[Start of section]

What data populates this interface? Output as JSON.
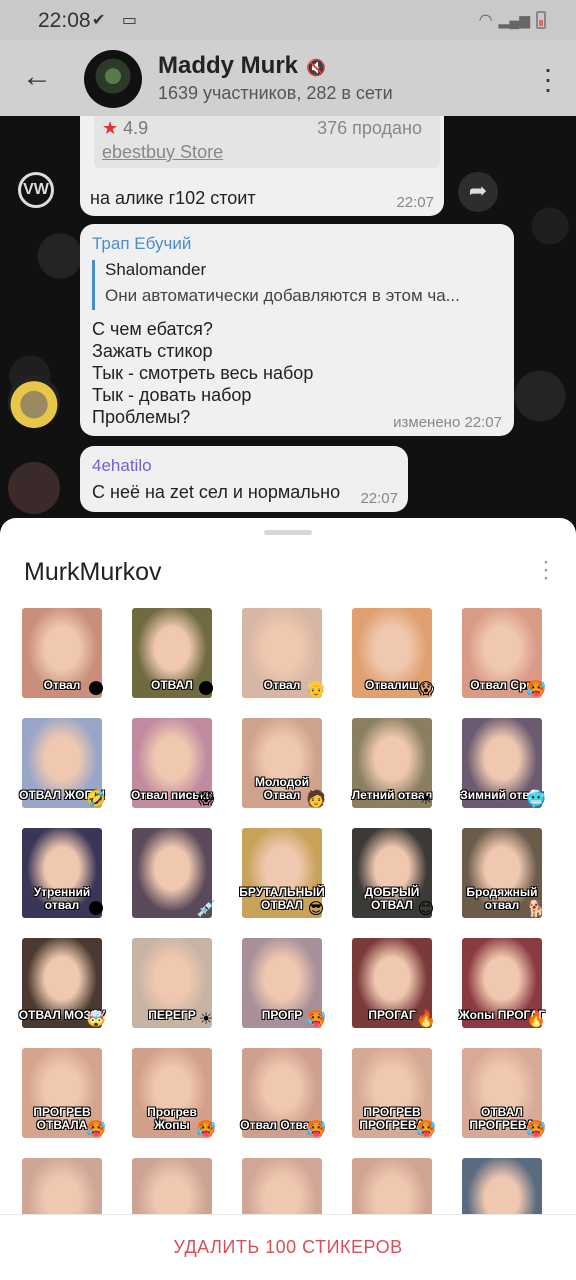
{
  "status_bar": {
    "time": "22:08",
    "icons": "✔ ▭",
    "signal": "wifi signal"
  },
  "header": {
    "title": "Maddy Murk",
    "mute_icon": "🔇",
    "subtitle": "1639 участников, 282 в сети"
  },
  "messages": [
    {
      "product": {
        "rating": "4.9",
        "sold": "376 продано",
        "store": "ebestbuy Store"
      },
      "text": "на алике г102 стоит",
      "time": "22:07"
    },
    {
      "author": "Трап Ебучий",
      "reply_name": "Shalomander",
      "reply_text": "Они автоматически добавляются в этом ча...",
      "lines": [
        "С чем ебатся?",
        "Зажать стикор",
        "Тык - смотреть весь набор",
        "Тык - довать набор",
        "Проблемы?"
      ],
      "time": "изменено 22:07"
    },
    {
      "author": "4ehatilo",
      "text": "С неё на zet сел и нормально",
      "time": "22:07"
    }
  ],
  "sticker_pack": {
    "title": "MurkMurkov",
    "stickers": [
      {
        "cap": "Отвал",
        "emo": "🌑"
      },
      {
        "cap": "ОТВАЛ",
        "emo": "🌑"
      },
      {
        "cap": "Отвал",
        "emo": "👴"
      },
      {
        "cap": "Отвалиш",
        "emo": "😱"
      },
      {
        "cap": "Отвал Сри",
        "emo": "🥵"
      },
      {
        "cap": "ОТВАЛ ЖОПЫ",
        "emo": "🤣"
      },
      {
        "cap": "Отвал письки",
        "emo": "😱"
      },
      {
        "cap": "Молодой Отвал",
        "emo": "🧑"
      },
      {
        "cap": "Летний отвал",
        "emo": "☀"
      },
      {
        "cap": "Зимний отвал",
        "emo": "🥶"
      },
      {
        "cap": "Утренний отвал",
        "emo": "🌑"
      },
      {
        "cap": "",
        "emo": "💉"
      },
      {
        "cap": "БРУТАЛЬНЫЙ ОТВАЛ",
        "emo": "😎"
      },
      {
        "cap": "ДОБРЫЙ ОТВАЛ",
        "emo": "😊"
      },
      {
        "cap": "Бродяжный отвал",
        "emo": "🐕"
      },
      {
        "cap": "ОТВАЛ МОЗГУ",
        "emo": "🤯"
      },
      {
        "cap": "ПЕРЕГР",
        "emo": "☀"
      },
      {
        "cap": "ПРОГР",
        "emo": "🥵"
      },
      {
        "cap": "ПРОГАГ",
        "emo": "🔥"
      },
      {
        "cap": "Жопы ПРОГАГ",
        "emo": "🔥"
      },
      {
        "cap": "ПРОГРЕВ ОТВАЛА",
        "emo": "🥵"
      },
      {
        "cap": "Прогрев Жопы",
        "emo": "🥵"
      },
      {
        "cap": "Отвал Отвала",
        "emo": "🥵"
      },
      {
        "cap": "ПРОГРЕВ ПРОГРЕВА",
        "emo": "🥵"
      },
      {
        "cap": "ОТВАЛ ПРОГРЕВА",
        "emo": "🥵"
      },
      {
        "cap": "",
        "emo": ""
      },
      {
        "cap": "",
        "emo": ""
      },
      {
        "cap": "",
        "emo": ""
      },
      {
        "cap": "",
        "emo": ""
      },
      {
        "cap": "",
        "emo": ""
      }
    ]
  },
  "footer": {
    "delete_label": "УДАЛИТЬ 100 СТИКЕРОВ"
  },
  "colors": {
    "accent_blue": "#4a8ec9",
    "accent_purple": "#7a5ed1",
    "delete_red": "#d6505a"
  }
}
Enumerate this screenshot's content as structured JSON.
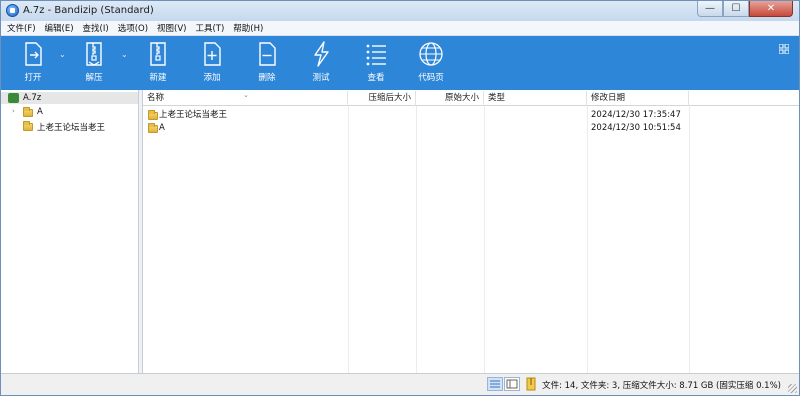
{
  "window": {
    "title": "A.7z - Bandizip (Standard)",
    "minimize": "—",
    "maximize": "☐",
    "close": "✕"
  },
  "menu": [
    "文件(F)",
    "编辑(E)",
    "查找(I)",
    "选项(O)",
    "视图(V)",
    "工具(T)",
    "帮助(H)"
  ],
  "toolbar": {
    "open": "打开",
    "extract": "解压",
    "new": "新建",
    "add": "添加",
    "delete": "删除",
    "test": "测试",
    "view": "查看",
    "codepage": "代码页",
    "dropdown_glyph": "⌄"
  },
  "tree": {
    "root": "A.7z",
    "items": [
      {
        "label": "A",
        "expander": "›"
      },
      {
        "label": "上老王论坛当老王"
      }
    ]
  },
  "columns": [
    "名称",
    "压缩后大小",
    "原始大小",
    "类型",
    "修改日期"
  ],
  "sort_caret": "⌄",
  "rows": [
    {
      "name": "上老王论坛当老王",
      "packed": "",
      "size": "",
      "type": "",
      "modified": "2024/12/30 17:35:47"
    },
    {
      "name": "A",
      "packed": "",
      "size": "",
      "type": "",
      "modified": "2024/12/30 10:51:54"
    }
  ],
  "status": {
    "summary": "文件: 14, 文件夹: 3, 压缩文件大小: 8.71 GB (固实压缩 0.1%)"
  },
  "colors": {
    "toolbar": "#2d86d8",
    "titlebar": "#c5d8ee",
    "folder": "#e0b33a"
  },
  "icons": [
    "open-icon",
    "extract-icon",
    "new-icon",
    "add-icon",
    "delete-icon",
    "test-icon",
    "view-icon",
    "codepage-icon",
    "folder-icon",
    "archive-icon"
  ]
}
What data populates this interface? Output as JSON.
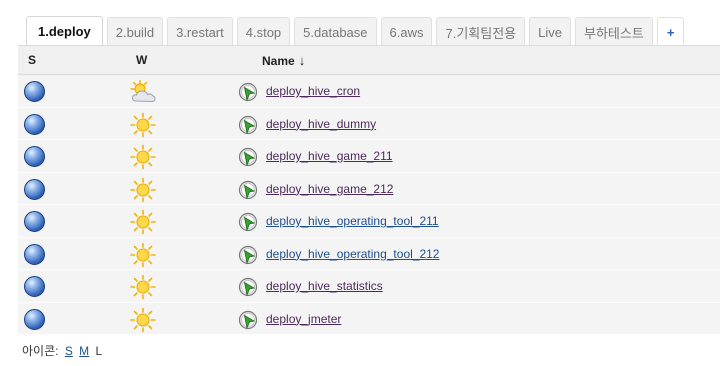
{
  "tabs": [
    {
      "label": "1.deploy",
      "active": true
    },
    {
      "label": "2.build",
      "active": false
    },
    {
      "label": "3.restart",
      "active": false
    },
    {
      "label": "4.stop",
      "active": false
    },
    {
      "label": "5.database",
      "active": false
    },
    {
      "label": "6.aws",
      "active": false
    },
    {
      "label": "7.기획팀전용",
      "active": false
    },
    {
      "label": "Live",
      "active": false
    },
    {
      "label": "부하테스트",
      "active": false
    }
  ],
  "add_tab_label": "+",
  "table": {
    "headers": {
      "status": "S",
      "weather": "W",
      "name": "Name",
      "sort_indicator": "↓"
    },
    "rows": [
      {
        "name": "deploy_hive_cron",
        "status_icon": "blue-ball-icon",
        "weather_icon": "cloudy-sun-icon"
      },
      {
        "name": "deploy_hive_dummy",
        "status_icon": "blue-ball-icon",
        "weather_icon": "sunny-icon"
      },
      {
        "name": "deploy_hive_game_211",
        "status_icon": "blue-ball-icon",
        "weather_icon": "sunny-icon"
      },
      {
        "name": "deploy_hive_game_212",
        "status_icon": "blue-ball-icon",
        "weather_icon": "sunny-icon"
      },
      {
        "name": "deploy_hive_operating_tool_211",
        "status_icon": "blue-ball-icon",
        "weather_icon": "sunny-icon"
      },
      {
        "name": "deploy_hive_operating_tool_212",
        "status_icon": "blue-ball-icon",
        "weather_icon": "sunny-icon"
      },
      {
        "name": "deploy_hive_statistics",
        "status_icon": "blue-ball-icon",
        "weather_icon": "sunny-icon"
      },
      {
        "name": "deploy_jmeter",
        "status_icon": "blue-ball-icon",
        "weather_icon": "sunny-icon"
      }
    ]
  },
  "legend": {
    "label": "아이콘:",
    "sizes": [
      "S",
      "M",
      "L"
    ]
  }
}
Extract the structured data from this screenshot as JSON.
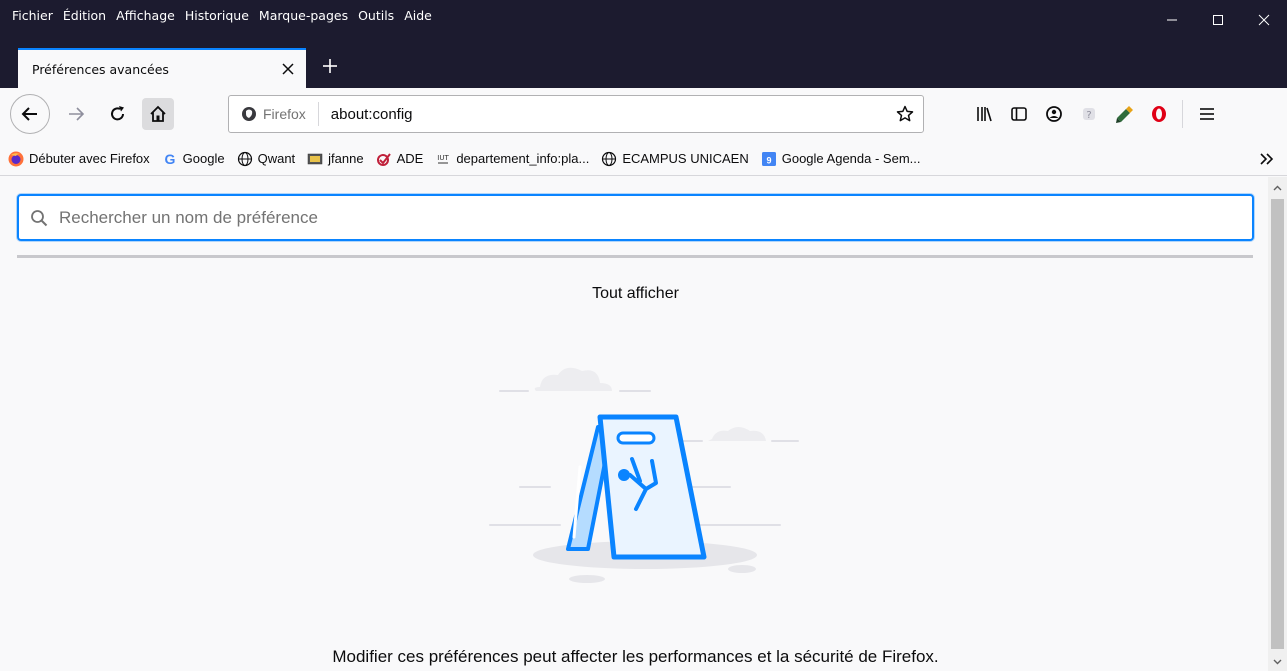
{
  "menubar": {
    "items": [
      {
        "label": "Fichier"
      },
      {
        "label": "Édition"
      },
      {
        "label": "Affichage"
      },
      {
        "label": "Historique"
      },
      {
        "label": "Marque-pages"
      },
      {
        "label": "Outils"
      },
      {
        "label": "Aide"
      }
    ]
  },
  "window_controls": {
    "minimize": "—",
    "maximize": "☐",
    "close": "✕"
  },
  "tab": {
    "title": "Préférences avancées",
    "close": "✕"
  },
  "new_tab": "+",
  "urlbar": {
    "identity_label": "Firefox",
    "url": "about:config"
  },
  "bookmarks": [
    {
      "label": "Débuter avec Firefox",
      "icon": "firefox-icon"
    },
    {
      "label": "Google",
      "icon": "google-icon"
    },
    {
      "label": "Qwant",
      "icon": "globe-icon"
    },
    {
      "label": "jfanne",
      "icon": "image-icon"
    },
    {
      "label": "ADE",
      "icon": "ade-icon"
    },
    {
      "label": "departement_info:pla...",
      "icon": "iut-icon"
    },
    {
      "label": "ECAMPUS UNICAEN",
      "icon": "globe-icon"
    },
    {
      "label": "Google Agenda - Sem...",
      "icon": "calendar-icon"
    }
  ],
  "bookmarks_overflow": "»",
  "search": {
    "placeholder": "Rechercher un nom de préférence",
    "value": ""
  },
  "show_all": "Tout afficher",
  "warning": "Modifier ces préférences peut affecter les performances et la sécurité de Firefox.",
  "colors": {
    "accent": "#0a84ff",
    "titlebar": "#1c1b2f",
    "illustration": "#0a84ff"
  }
}
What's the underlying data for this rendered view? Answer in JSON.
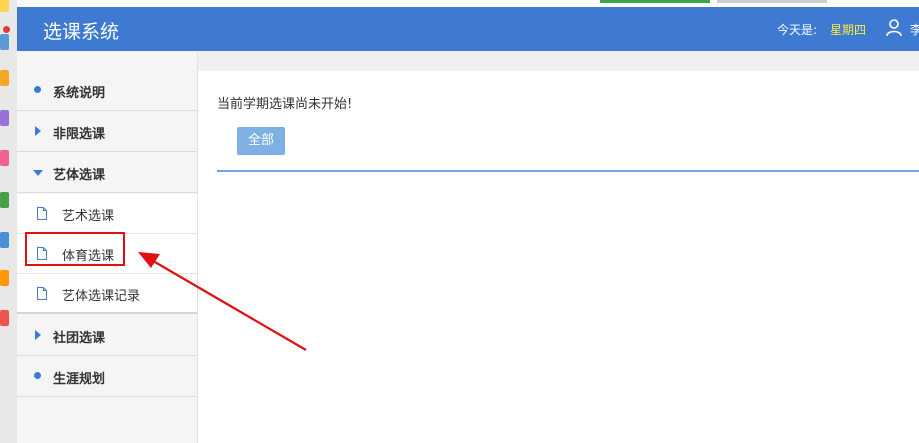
{
  "header": {
    "title": "选课系统",
    "today_label": "今天是:",
    "weekday": "星期四",
    "user_name": "李"
  },
  "sidebar": {
    "items": [
      {
        "label": "系统说明",
        "marker": "bullet"
      },
      {
        "label": "非限选课",
        "marker": "arrow-right"
      },
      {
        "label": "艺体选课",
        "marker": "arrow-down",
        "expanded": true
      },
      {
        "label": "社团选课",
        "marker": "arrow-right"
      },
      {
        "label": "生涯规划",
        "marker": "bullet"
      }
    ],
    "sub_items": [
      {
        "label": "艺术选课",
        "icon": "document-icon"
      },
      {
        "label": "体育选课",
        "icon": "document-icon",
        "highlighted": true
      },
      {
        "label": "艺体选课记录",
        "icon": "document-icon"
      }
    ]
  },
  "main": {
    "notice": "当前学期选课尚未开始!",
    "filter_button": "全部"
  },
  "colors": {
    "header_bg": "#3e7ad2",
    "weekday_text": "#ffec3d",
    "button_bg": "#7eb0e4",
    "highlight_box": "#e01010",
    "annotation_arrow": "#e01010"
  }
}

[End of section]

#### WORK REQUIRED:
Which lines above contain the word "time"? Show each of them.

#### COMPLETED TASK:
    "time": "22:08",
      "time": "22:07"
      "time": "изменено 22:07"
      "time": "22:07"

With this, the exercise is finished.